The entry area is a foyer and multi- purpose room characterised by its spare nature, as it has to be adaptable for a wide range of uses. At the back of this space, we see the start of the service core, built using concrete block and clad in tile or detailed using MDF. On the left is the bench, the continuous element that runs right through to the courtyard, changing according to the function of each area.
The central core, delimited by the high concrete block walls that establish a strong, solid voluminousness, offers two large passageways that function as a sort of antechamber. The first passage leads to the lavatories and the second to the storage areas and meeting rooms. In these semi-open foyers, the doors are panelled from floor to ceiling in raw MDF in order to create maximum contrast with the roughness and colour of the blocks. The meeting rooms open onto the main hall through large glass doors which extend the reach of the natural light while fostering a visual relationship between the spaces.
In the main hall, the varying uses required for the workspace are expressed in the continuous element as it runs along the entire side wall with cupboards, work surfaces, a planter, a bench and finally to the kitchen and the patio worktop. Here, too, cement block, elements of masonry and other various materials alternate according to the function of each section.
The kitchen, located at the back of the former warehouse, is made up of different modules, either open or closed, with MDF. The extended cooking area, clad in ceramic tile, extends towards the outdoor courtyard. In the centre is a large island with a porcelain worktop that holds a work and storage area on one side and a bar with stools on the other.
Only minimal treatment was given to the outdoor courtyard. It was cleaned and painted in the same way as the rest of the original architectural elements of the project, but here a terracotta-coloured paint was used, contrasting with the white of the interior.
Opposite the kitchen is the dining area where an imposing metal table with an MDF top is set into the floor. The table was designed for the project by Cristian Herrera Dalmau, who also designed the suspended metal zig-zag lamp with a special iridescent bichromate finish. The Grillo chairs and the Poni stools from Branu are also creations of the designer.
In the central area of the hall, tiered levels and a tall planter clad in rasilla bricks separate the work zone from the kitchen and dining areas. This element, in addition to the plants acting as a lattice between the spaces, functions both as a relaxation area and as a platform for presentations and other agency activities.
The work area is located in front of the large windows of the meeting rooms

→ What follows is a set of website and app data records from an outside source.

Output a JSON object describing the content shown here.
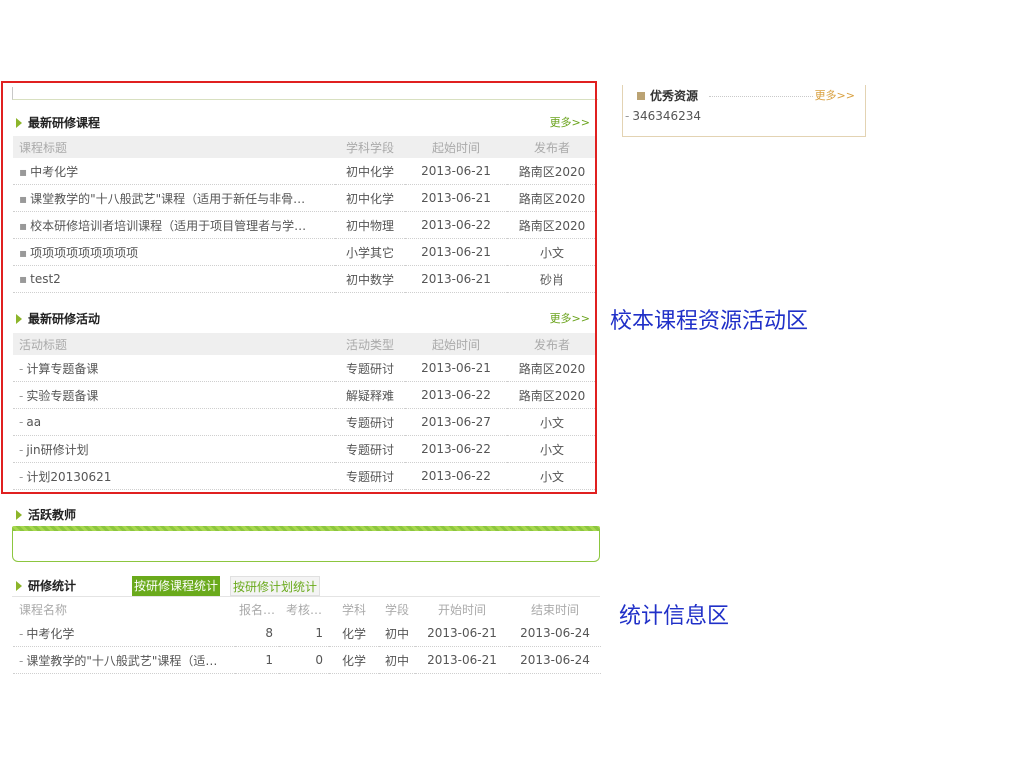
{
  "courses": {
    "title": "最新研修课程",
    "more": "更多>>",
    "columns": [
      "课程标题",
      "学科学段",
      "起始时间",
      "发布者"
    ],
    "rows": [
      [
        "中考化学",
        "初中化学",
        "2013-06-21",
        "路南区2020"
      ],
      [
        "课堂教学的\"十八般武艺\"课程（适用于新任与非骨…",
        "初中化学",
        "2013-06-21",
        "路南区2020"
      ],
      [
        "校本研修培训者培训课程（适用于项目管理者与学…",
        "初中物理",
        "2013-06-22",
        "路南区2020"
      ],
      [
        "项项项项项项项项项",
        "小学其它",
        "2013-06-21",
        "小文"
      ],
      [
        "test2",
        "初中数学",
        "2013-06-21",
        "砂肖"
      ]
    ]
  },
  "activities": {
    "title": "最新研修活动",
    "more": "更多>>",
    "columns": [
      "活动标题",
      "活动类型",
      "起始时间",
      "发布者"
    ],
    "rows": [
      [
        "计算专题备课",
        "专题研讨",
        "2013-06-21",
        "路南区2020"
      ],
      [
        "实验专题备课",
        "解疑释难",
        "2013-06-22",
        "路南区2020"
      ],
      [
        "aa",
        "专题研讨",
        "2013-06-27",
        "小文"
      ],
      [
        "jin研修计划",
        "专题研讨",
        "2013-06-22",
        "小文"
      ],
      [
        "计划20130621",
        "专题研讨",
        "2013-06-22",
        "小文"
      ]
    ]
  },
  "resources": {
    "title": "优秀资源",
    "more": "更多>>",
    "items": [
      "346346234"
    ]
  },
  "teachers": {
    "title": "活跃教师"
  },
  "stats": {
    "title": "研修统计",
    "tabs": [
      "按研修课程统计",
      "按研修计划统计"
    ],
    "columns": [
      "课程名称",
      "报名…",
      "考核…",
      "学科",
      "学段",
      "开始时间",
      "结束时间"
    ],
    "rows": [
      [
        "中考化学",
        "8",
        "1",
        "化学",
        "初中",
        "2013-06-21",
        "2013-06-24"
      ],
      [
        "课堂教学的\"十八般武艺\"课程（适…",
        "1",
        "0",
        "化学",
        "初中",
        "2013-06-21",
        "2013-06-24"
      ]
    ]
  },
  "annotations": {
    "activity_area": "校本课程资源活动区",
    "stats_area": "统计信息区"
  },
  "colors": {
    "highlight_border": "#e02020",
    "accent_green": "#6aaa1c",
    "annotation_blue": "#2030c8"
  }
}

and is organized in two lines of white lacquered metal tables with MDF tops. The suspended lamps, with the same zinc finish as the one in the dining room, were also designed by Cristian Herrera Dalmau.